  • M&A attracts bigger clients and fees. Some clients look for high-touch attention—and a little prestige from firms that are now big players in the field.  A newly combined firm offers a certain amount of prestige to larger clients looking for more attention and more ideas to make their businesses better. On a related note, the industry-wide M&A trend creates an opportunity for mid-sized firms looking for bigger clients. Clients that are dissatisfied with their current mega-firms that have already merged are looking for higher touch service. Those clients are sometimes dissatisfied with the mega-firm’s growth strategy and are starting to look around for a competent accounting firm to provide the service and attention they seek.  
  • M&A creates efficiencies. Team members get better and faster at performing services when those services are bundled. Processes get streamlined. Technology is shared and better utilized. There is broader enthusiasm for value-added billings. Here’s one example: if a firm performs audits in one industry, adding 10 more audit clients in that industry makes the team better. They are more efficient at doing audits. Team members become true experts, which can equate to increased profitability.

Of course, M&A can’t be entered into in a casual way.

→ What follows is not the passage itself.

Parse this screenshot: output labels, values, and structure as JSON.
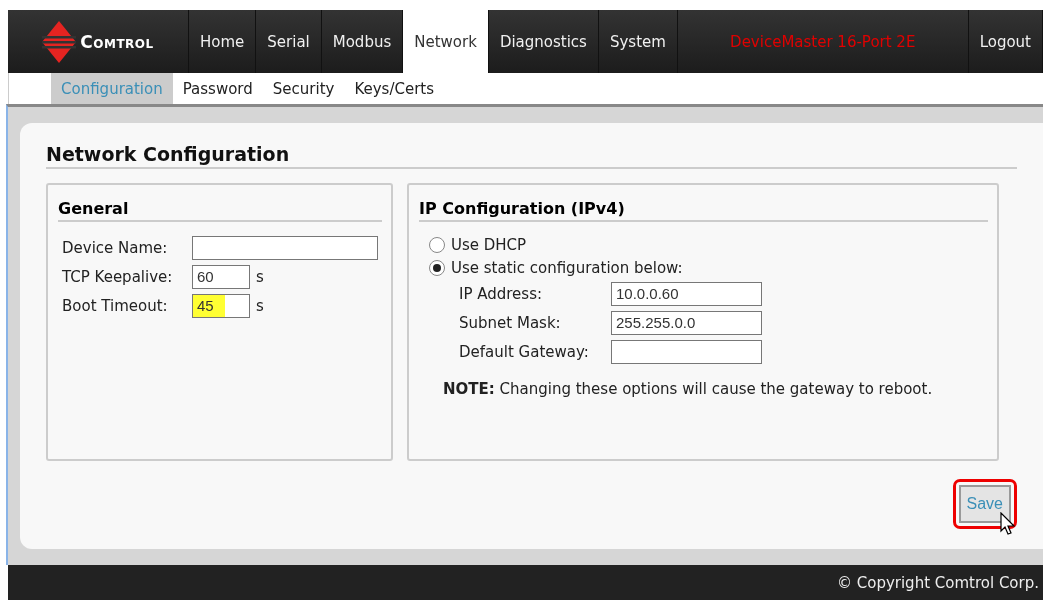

Firms looking to combine need to have a plan, a process, and a series of protocols and controls the same as they would put in place for any other business opportunity.

However, M&A can be incredibly advantageous to firms looking to heighten profitability and create longevity and sustainability for their practices, their team members, and their clients.


Ira Rosenbloom is Chief Operating Executive at Optimum Strategies.